If climate change is unable to harness the human ability to cooperate in the face of an existential crisis, it is fair to ask if there is anything, anything at all, that could get the human species to unite around a well-supported narrative and move forward together toward a shared destiny.
This is the central question of our age. The problems we face cannot be solved by any one individual, community or nation. There are nascent efforts at the community and provincial and state levels that are promising with regard to climate change. But these remain too small for now to alter our collision course with the warming atmosphere and oceans.
History teaches us that societies make dramatic change only when they are forced to. That will be far too late to avoid the worst ravages of climate change which scientists tell us would continue to get worse for the next generation and beyond even if we stopped adding any carbon dioxide and other greenhouse gases to the atmosphere today—which, of course, we are not going to stop doing anytime soon.
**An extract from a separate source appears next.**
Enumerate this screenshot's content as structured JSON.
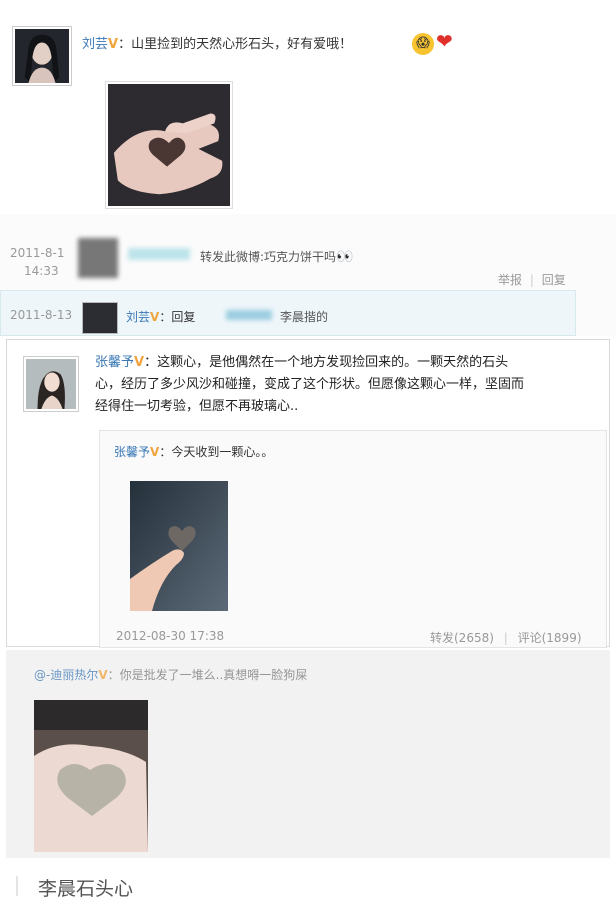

We all love a good story. And, we humans are all storytellers by nature. It is how we cope with the world. But our storytelling skills seem to be no match for the exceedingly complex world we live in. We can narrate the small part we inhabit with some success. But we cannot seem to find a common narrative that joins all humans and all of planetary life together in a way that would allow us to address the biggest threat humanity has ever faced.
Kurt Cobb is a freelance writer and communications consultant who writes frequently about energy and environment. His work has appeared in The Christian Science Monitor, Resilience, Common Dreams, Le Monde Diplomatique, Oilprice.com, OilVoice, TalkMarkets, Investing.com, Business Insider and many other places. He is the author of an oil-themed novel entitled Prelude and has a widely followed blog called Resource Insights. He is currently a fellow of the Arthur Morgan Institute for Community Solutions. He can be contacted at firstname.lastname@example.org.